Problem description: Return, word for word, the line that contains "What's the underlying" and every line after it through the end of the records.

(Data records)

"""

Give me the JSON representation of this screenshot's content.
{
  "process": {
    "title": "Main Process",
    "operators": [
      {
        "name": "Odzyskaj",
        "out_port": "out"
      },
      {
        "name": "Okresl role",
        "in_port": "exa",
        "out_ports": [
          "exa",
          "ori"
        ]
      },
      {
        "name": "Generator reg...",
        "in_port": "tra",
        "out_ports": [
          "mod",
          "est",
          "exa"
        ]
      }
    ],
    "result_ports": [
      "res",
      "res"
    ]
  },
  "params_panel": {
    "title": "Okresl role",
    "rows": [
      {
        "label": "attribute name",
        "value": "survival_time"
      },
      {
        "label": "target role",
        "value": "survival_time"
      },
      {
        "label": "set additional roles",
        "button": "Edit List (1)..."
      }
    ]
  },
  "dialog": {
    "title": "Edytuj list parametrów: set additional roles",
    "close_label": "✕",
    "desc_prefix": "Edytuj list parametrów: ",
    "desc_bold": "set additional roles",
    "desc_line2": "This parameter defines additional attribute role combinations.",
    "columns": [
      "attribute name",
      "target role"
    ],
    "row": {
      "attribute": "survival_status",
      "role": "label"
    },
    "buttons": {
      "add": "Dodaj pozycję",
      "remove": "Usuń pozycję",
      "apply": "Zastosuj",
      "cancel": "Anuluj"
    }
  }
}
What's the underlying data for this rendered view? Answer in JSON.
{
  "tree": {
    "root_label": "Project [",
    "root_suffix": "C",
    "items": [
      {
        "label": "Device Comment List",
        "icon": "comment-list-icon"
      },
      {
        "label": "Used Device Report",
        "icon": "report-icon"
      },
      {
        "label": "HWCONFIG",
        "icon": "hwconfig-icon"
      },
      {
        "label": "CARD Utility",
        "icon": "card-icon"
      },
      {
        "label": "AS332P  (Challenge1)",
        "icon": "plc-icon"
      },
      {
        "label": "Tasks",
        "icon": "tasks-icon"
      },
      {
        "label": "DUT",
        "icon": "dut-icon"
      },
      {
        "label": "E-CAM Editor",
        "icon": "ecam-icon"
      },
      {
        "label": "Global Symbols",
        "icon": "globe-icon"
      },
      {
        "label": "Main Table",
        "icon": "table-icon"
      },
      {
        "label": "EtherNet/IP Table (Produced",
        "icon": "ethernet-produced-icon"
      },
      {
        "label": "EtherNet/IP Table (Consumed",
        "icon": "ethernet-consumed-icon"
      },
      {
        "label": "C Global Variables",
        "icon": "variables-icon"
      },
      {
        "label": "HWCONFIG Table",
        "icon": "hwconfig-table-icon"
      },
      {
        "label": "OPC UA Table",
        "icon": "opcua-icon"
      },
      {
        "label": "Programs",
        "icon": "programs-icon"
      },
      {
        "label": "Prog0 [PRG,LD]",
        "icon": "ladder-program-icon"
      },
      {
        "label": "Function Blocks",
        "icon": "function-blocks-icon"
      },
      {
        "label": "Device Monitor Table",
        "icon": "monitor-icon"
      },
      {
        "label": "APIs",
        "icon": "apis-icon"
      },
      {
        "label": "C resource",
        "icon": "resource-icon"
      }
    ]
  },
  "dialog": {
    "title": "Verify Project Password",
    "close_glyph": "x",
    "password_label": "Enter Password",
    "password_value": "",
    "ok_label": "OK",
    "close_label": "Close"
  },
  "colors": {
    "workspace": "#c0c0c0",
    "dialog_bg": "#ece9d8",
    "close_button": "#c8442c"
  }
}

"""

Your response:
What's the underlying data for this rendered view? Answer in JSON.
{
  "tree": {
    "root_label": "Project [",
    "root_suffix": "C",
    "items": [
      {
        "label": "Device Comment List",
        "icon": "comment-list-icon"
      },
      {
        "label": "Used Device Report",
        "icon": "report-icon"
      },
      {
        "label": "HWCONFIG",
        "icon": "hwconfig-icon"
      },
      {
        "label": "CARD Utility",
        "icon": "card-icon"
      },
      {
        "label": "AS332P  (Challenge1)",
        "icon": "plc-icon"
      },
      {
        "label": "Tasks",
        "icon": "tasks-icon"
      },
      {
        "label": "DUT",
        "icon": "dut-icon"
      },
      {
        "label": "E-CAM Editor",
        "icon": "ecam-icon"
      },
      {
        "label": "Global Symbols",
        "icon": "globe-icon"
      },
      {
        "label": "Main Table",
        "icon": "table-icon"
      },
      {
        "label": "EtherNet/IP Table (Produced",
        "icon": "ethernet-produced-icon"
      },
      {
        "label": "EtherNet/IP Table (Consumed",
        "icon": "ethernet-consumed-icon"
      },
      {
        "label": "C Global Variables",
        "icon": "variables-icon"
      },
      {
        "label": "HWCONFIG Table",
        "icon": "hwconfig-table-icon"
      },
      {
        "label": "OPC UA Table",
        "icon": "opcua-icon"
      },
      {
        "label": "Programs",
        "icon": "programs-icon"
      },
      {
        "label": "Prog0 [PRG,LD]",
        "icon": "ladder-program-icon"
      },
      {
        "label": "Function Blocks",
        "icon": "function-blocks-icon"
      },
      {
        "label": "Device Monitor Table",
        "icon": "monitor-icon"
      },
      {
        "label": "APIs",
        "icon": "apis-icon"
      },
      {
        "label": "C resource",
        "icon": "resource-icon"
      }
    ]
  },
  "dialog": {
    "title": "Verify Project Password",
    "close_glyph": "x",
    "password_label": "Enter Password",
    "password_value": "",
    "ok_label": "OK",
    "close_label": "Close"
  },
  "colors": {
    "workspace": "#c0c0c0",
    "dialog_bg": "#ece9d8",
    "close_button": "#c8442c"
  }
}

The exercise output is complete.